As a continuation of TC-EPI (PI) project, PI2 platform pretends to provide a robust and powerful platform to develop projects related to mobile robotics, especially in the educational field. The use of traditional robotic kits or home made robots has the problem of spending a lot of time trying to put all the pieces together, learning the hardware and finally programming the robot, not allowing the students to concentrate in robotics. Closed robotic platforms that could let student to focus on robotics do not allow modifying and understanding the hardware and software details.
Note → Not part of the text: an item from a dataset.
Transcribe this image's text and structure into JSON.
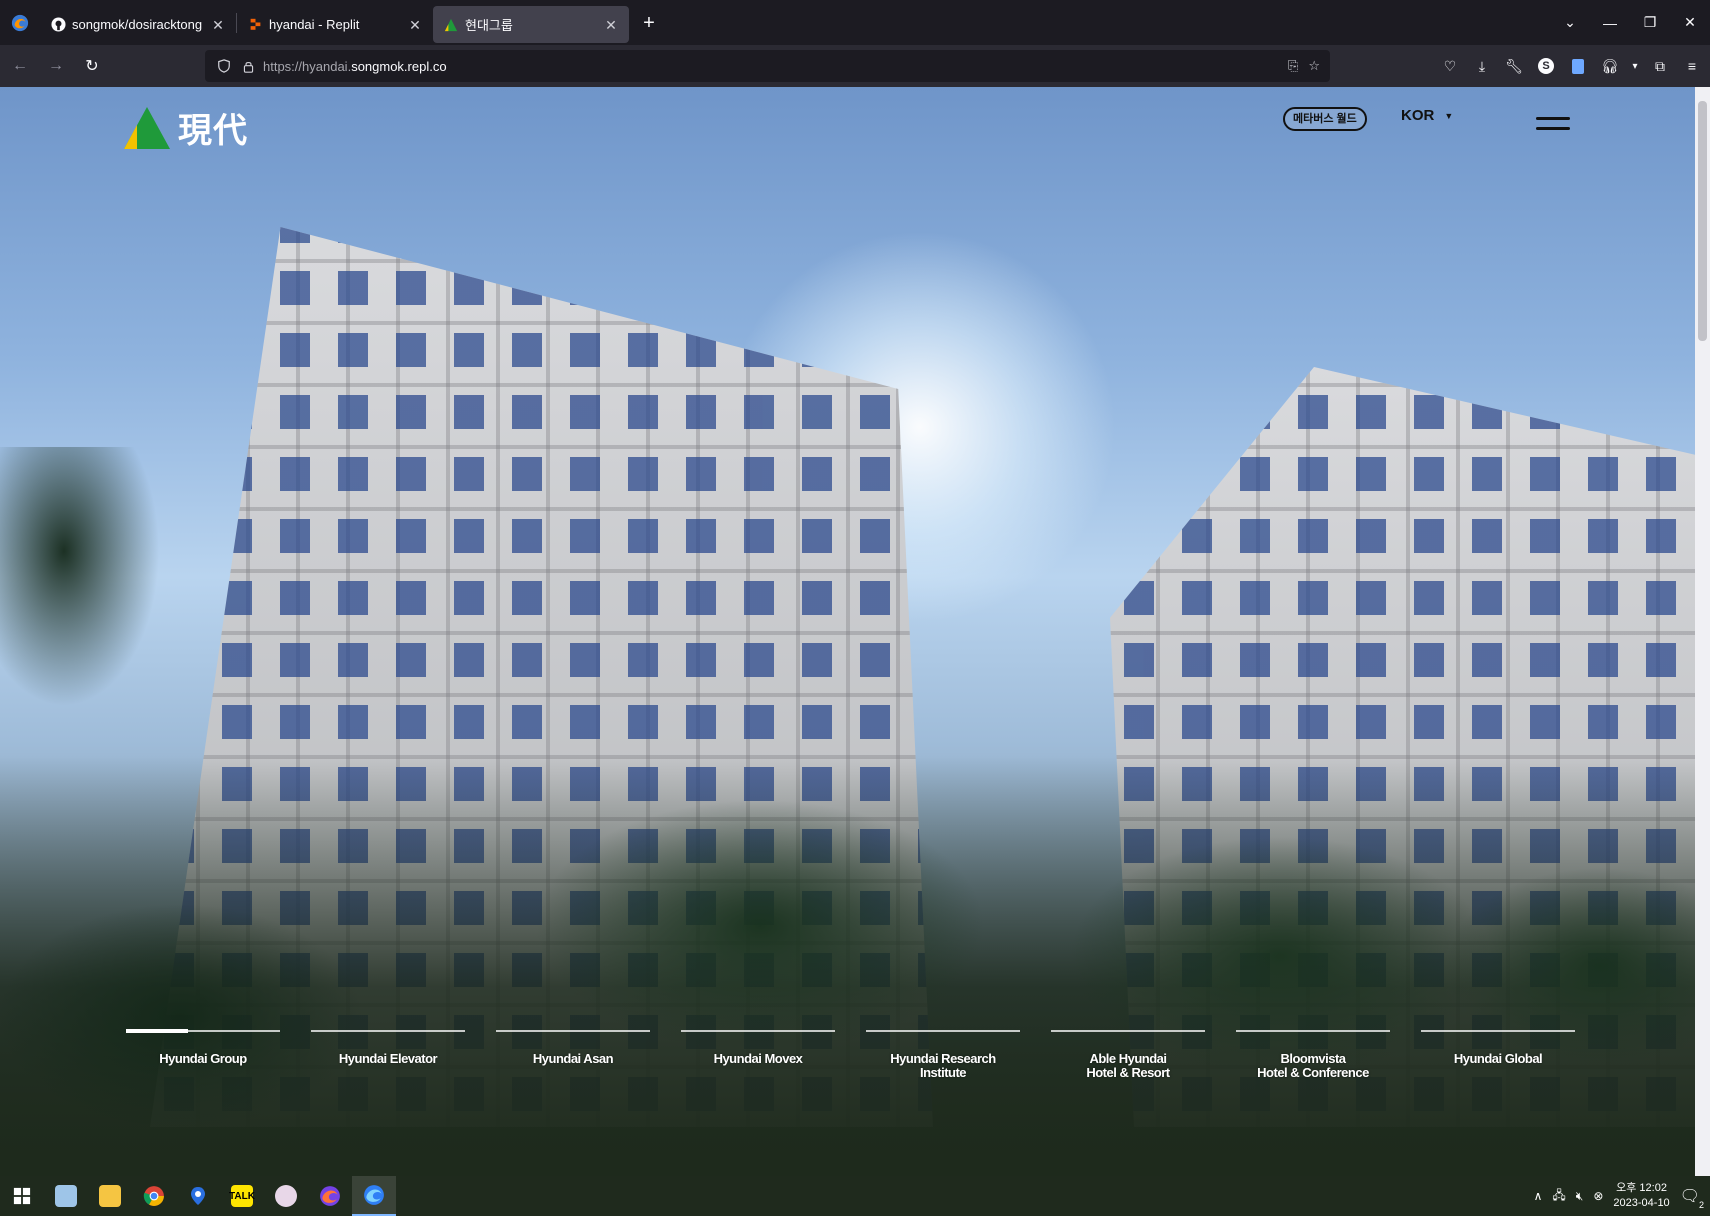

PI2 robot solves these problems giving a scalable and modular platform easy to build and program. The robot, which can be mounted in few hours, is composed of: TC-EPI2 control board, mechanical structure, sensors and software libraries. PI2 has been used in several university workshops successfully. The robot is currently used in different research and student laboratories of Spanish universities.

When undergraduate and first year of Ph.D student I participated in the development of both projects. More information and sources on these projects can be found at RBZ Robot Design home page, a company founded by some of the group members of PI and PI2 projects.

Related Articles

A. Gutiérrez, I. Navarro, D. Amor, J. M. Castro and J. Donate, PI2: A new Initiative in Educational Mobile Robotics, in Proceedings of Eurobot Workshop on Educational Robotics, Catania, Italy, 2006. [pdf]

D.Amor, J. M. Castro, J. Donate, A. Gutiérrez, M. Lerena and I. Navarro, PI y TC-EPI: Una Nueva Iniciativa de Hardware Abierto Orientado a la Formación en Robótica Móvil, in Proceedings of TELEC02 International Conference, Santiago de Cuba, July,2002. [pdf-(spanish)]